PlantsTypes of plants, including flowers, trees, water plants and weeds
New research provides insight into an evolutionary concept introduced by Charles Darwin
December 02, 2011 | By Sarah Zielinski
Imagery from the Nikon Small World Photomicrography Competition ranges from the fantastical to the freaky
October 14, 2011 | By Sarah Zielinski
Competitive vegetable growers are closing in on an elusive goal—the one ton squash
October 2011 | By Brendan Borrell
Which came first--the plant or its pollinator?
September 23, 2011 | By Sarah Zielinski
Some species proposed for bioenergy have the potential to become invasive
September 15, 2011 | By Sarah Zielinski
Calling all students, finding it hard to concentrate on your studies, we recommend five cool places to hit the books
September 14, 2011 | By Megan Gambino
By studying the chemical signatures of living trees, Smithsonian's Jorge Santiago-Blay intends to reconstruct ancient forests
August 2011 | By Megan Gambino
To protect the fruits of their labor and thwart "plant thieves," early American growers enlisted artists
August 2011 | By Daniel J. Kevles
By analyzing ancient pottery, Patrick McGovern is resurrecting the libations that fueled civilization
August 2011 | By Abigail Tucker
Specially shaped leaves lure the flying mammals. The bats get a meal, and the flowers get pollinated
July 29, 2011 | By Sarah Zielinski
Satellite imagery is providing new insight into an important ecosystem just off the California coast
May 27, 2011 | By Sarah Zielinski
Garlic mustard and Asian carp can wreak havoc on their ecosystems, but do they have a future on your dinner plate?
May 25, 2011 | By Kristin Ohlson
It is said that April showers bring May flowers. So what do May flowers bring? Pollen, which attracts bees (and attacks the sinuses), and nectar which feeds the butterflies, emblematic of the welcome change in seasons. We know it's spring when we start to see butterflies again, but how do butterfli...
May 12, 2011 | By Arcynta Ali Childs
Friday, May 6 Garden Fest!Family-friendly celebration of plants, gardens and gardening. Add to a garden mural, build a puppet, make a miniature Japanese garden and take home seeds for your garden. Saturday will include live music and a stilt walker. Location: Enid A. Haupt Garden, south of the C...
May 06, 2011 | By Michelle Strange
April showers bring May flowers. Or maybe, just mosquitoes. But the horticulture folks who bring you the Smithsonian gardens want you front and center tomorrow and Saturday (May 6 and 7). Bring your wellies and gloves to this year's Garden Fest for tips and techniques to make your flowers and veggi...
May 05, 2011 | By Madeline Andre
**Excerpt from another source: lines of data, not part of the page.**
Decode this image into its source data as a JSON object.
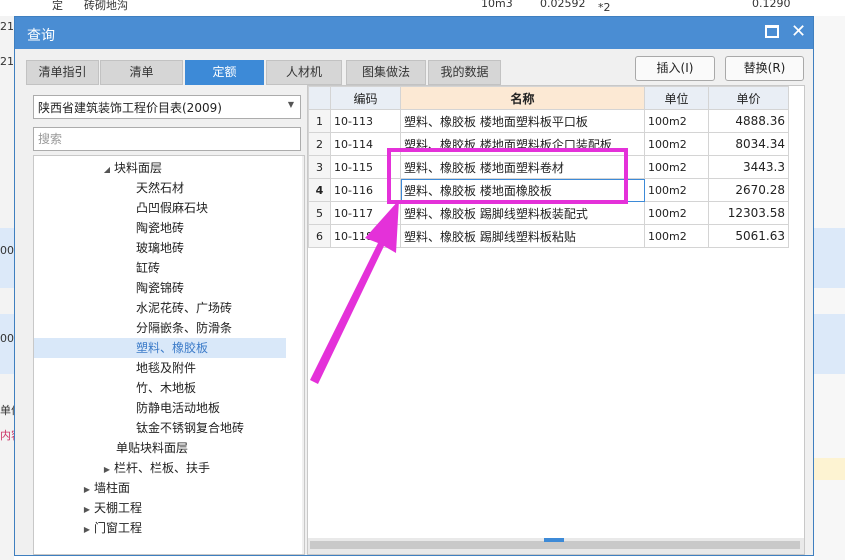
{
  "background": {
    "top_cells": [
      "定",
      "砖砌地沟",
      "10m3",
      "0.02592",
      "*2",
      "0.1290"
    ],
    "left_fragments": [
      "21",
      "21",
      "00",
      "00",
      "单价",
      "内容"
    ]
  },
  "dialog": {
    "title": "查询",
    "tabs": [
      {
        "label": "清单指引"
      },
      {
        "label": "清单"
      },
      {
        "label": "定额"
      },
      {
        "label": "人材机"
      },
      {
        "label": "图集做法"
      },
      {
        "label": "我的数据"
      }
    ],
    "active_tab": "定额",
    "buttons": {
      "insert": "插入(I)",
      "replace": "替换(R)"
    }
  },
  "left_panel": {
    "dropdown_value": "陕西省建筑装饰工程价目表(2009)",
    "search_placeholder": "搜索",
    "tree": [
      {
        "label": "块料面层",
        "toggle": "◢"
      },
      {
        "label": "天然石材",
        "toggle": ""
      },
      {
        "label": "凸凹假麻石块",
        "toggle": ""
      },
      {
        "label": "陶瓷地砖",
        "toggle": ""
      },
      {
        "label": "玻璃地砖",
        "toggle": ""
      },
      {
        "label": "缸砖",
        "toggle": ""
      },
      {
        "label": "陶瓷锦砖",
        "toggle": ""
      },
      {
        "label": "水泥花砖、广场砖",
        "toggle": ""
      },
      {
        "label": "分隔嵌条、防滑条",
        "toggle": ""
      },
      {
        "label": "塑料、橡胶板",
        "toggle": ""
      },
      {
        "label": "地毯及附件",
        "toggle": ""
      },
      {
        "label": "竹、木地板",
        "toggle": ""
      },
      {
        "label": "防静电活动地板",
        "toggle": ""
      },
      {
        "label": "钛金不锈钢复合地砖",
        "toggle": ""
      },
      {
        "label": "单贴块料面层",
        "toggle": ""
      },
      {
        "label": "栏杆、栏板、扶手",
        "toggle": "▶"
      },
      {
        "label": "墙柱面",
        "toggle": "▶"
      },
      {
        "label": "天棚工程",
        "toggle": "▶"
      },
      {
        "label": "门窗工程",
        "toggle": "▶"
      }
    ]
  },
  "table": {
    "headers": [
      "编码",
      "名称",
      "单位",
      "单价"
    ],
    "rows": [
      {
        "num": "1",
        "code": "10-113",
        "name": "塑料、橡胶板 楼地面塑料板平口板",
        "unit": "100m2",
        "price": "4888.36"
      },
      {
        "num": "2",
        "code": "10-114",
        "name": "塑料、橡胶板 楼地面塑料板企口装配板",
        "unit": "100m2",
        "price": "8034.34"
      },
      {
        "num": "3",
        "code": "10-115",
        "name": "塑料、橡胶板 楼地面塑料卷材",
        "unit": "100m2",
        "price": "3443.3"
      },
      {
        "num": "4",
        "code": "10-116",
        "name": "塑料、橡胶板 楼地面橡胶板",
        "unit": "100m2",
        "price": "2670.28"
      },
      {
        "num": "5",
        "code": "10-117",
        "name": "塑料、橡胶板 踢脚线塑料板装配式",
        "unit": "100m2",
        "price": "12303.58"
      },
      {
        "num": "6",
        "code": "10-118",
        "name": "塑料、橡胶板 踢脚线塑料板粘贴",
        "unit": "100m2",
        "price": "5061.63"
      }
    ]
  },
  "colors": {
    "titlebar": "#4a8dd3",
    "active_tab": "#3d8ad7",
    "highlight": "#e431d9"
  }
}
Monday, May 2 Written in BoneFamily-friendly and hands-on. Forensic anthropology is not just for scientists! Meet at Natural History in the exhibition, "Written in Bone: Forensic Files of the 17th-Century Chesapeake," and learn to use human bones to solve mysteries. In no time at all, be an expert ...
May 02, 2011 | By Michelle Strange
I may have grown up in the countryside, but I am more than content with my life as a city girl. That said, I find myself drawn to green spaces; for example, my vacations more often than not include trips to botanic gardens. And I like to walk to work when the weather's nice, taking advantage of Was...
April 22, 2011 | By Sarah Zielinski
You might think that a plant that eats things should be able to take care of itself, but the sad fact is that more than half of the carnivorous plant species evaluated by the International Union for the Conservation of Nature (IUCN) are listed as either vulnerable, endangered or critically endanger...
April 11, 2011 | By Sarah Zielinski
All Smithsonian museums and the National Zoo are open.Don't miss out on all the events and happenings, all scheduled as planned. Tarantula feedings at the Natural History Museum. A special tour of the Kinsey Collections at American History. An Earth Day celebration at the American Art Museum.And he...
April 08, 2011 | By Beth Py-Lieberman
Smithsonian readers may recognize the Liaoning province of China as the place where amazing fossils of bird-like dinosaurs have been found:In a pine forest in rural northeastern China, a rugged shale slope is packed with the remains of extinct creatures from 125 million years ago, when this part ...
April 08, 2011 | By Sarah Zielinski